    I'm a custom watercooling guy at heart and this sort of thing really appeals to me on a personal level. Sure, you can buy cheaper AIOs that do just about as well, but the market for a cooling kit like this vs. that of someone seeking an AIO are different. That's why I kind of wanted to compare the coolers in terms of performance and price, but they're meant for different mindsets; those looking for a bolt-on, setup-and-let-it-run solution and those looking for more of a 'relationship' with their PC. Let's face it, if you run a custom cooling loop, it takes love to want to put that much effort into it.

    To me, its worth it...I've been doing it 16+ years.
  • cryoburner
    I kind of agree that having it installed inside a case would have been better for the accuracy of results, though I can see why having the same case used across reviews is important too. Perhaps removing the 5.25" bays would have been better though. Even if they are riveted in, it seems like it would likely be possible to drill out the rivets and replace them with screws or bolts, so that the cage could be reinstalled when not using a large cooler like this.
  • audiospecaccts
    Improving cooling with water cooling seems to be the solution to these 120W and higher CPUs. I like the push with the fans instead of pull on the radiator too. Case engineering seems to be the biggest success outcome. But this is what I do to a case for cooling: At every case fan hole I install a fan, I cut the metal stamped grill out and if the hole is on the outside, I install a wire finger guard. On the cooling radiator, I cut out the top, leaving mounting tabs for the radiator and I install the radiator on top with the fans inside the case. I also compare the air flow with the side cover off and on and adjust it so that the air flow is not lower when the side cover is installed.

    I want to say also that I don't recommend any water block that has plastic pieces. They leak over time and they are a mess to clean up. The two piece metal blocks like this one are good.

    @rubix_1011, Have you ever tried to water cool these newer motherboard chip-sets? There is probably a small performance boost there if they have a separate water cooling system.
  • DFWallace
    Whether it's one of the AlphaCool Hurricane models or one of the EK kits, it seems on the Phanteks Evolv X (http://phanteks.com/Enthoo-Evolv-X.html) there's more room to put one or the other kits in the front rather than on the top of the case.
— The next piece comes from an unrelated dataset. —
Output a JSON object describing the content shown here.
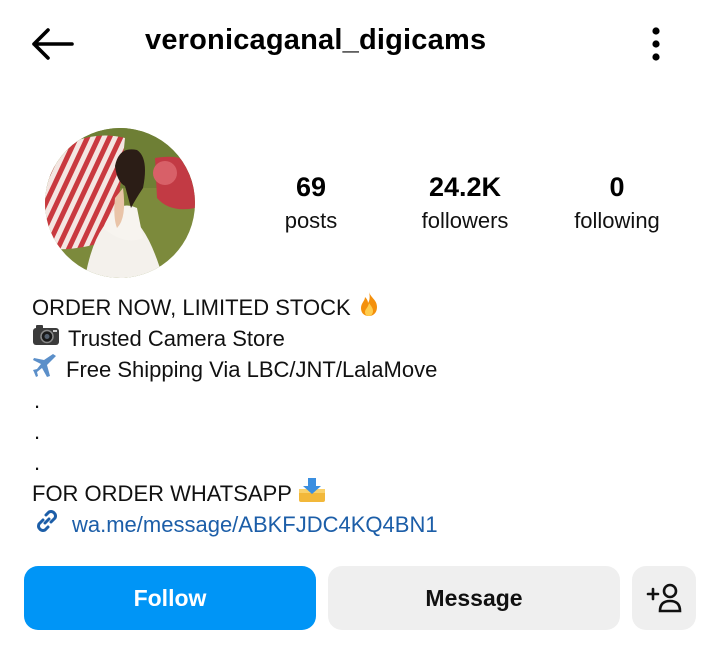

    In 2017, 'BitWit' in his You Tube video said the best temps he got on an OC'd CPU/GPU was when the rad/fans were in front of case blowing in and w/ an 'open' vid card, not a blower, and with 2 top exhaust fans. He only used the more typical, less expensive AIO cooler units. I don't know if his findings would stand up to more thorough scrutiny by others.
    https://www.youtube.com/watch?v=xNAMxZgvves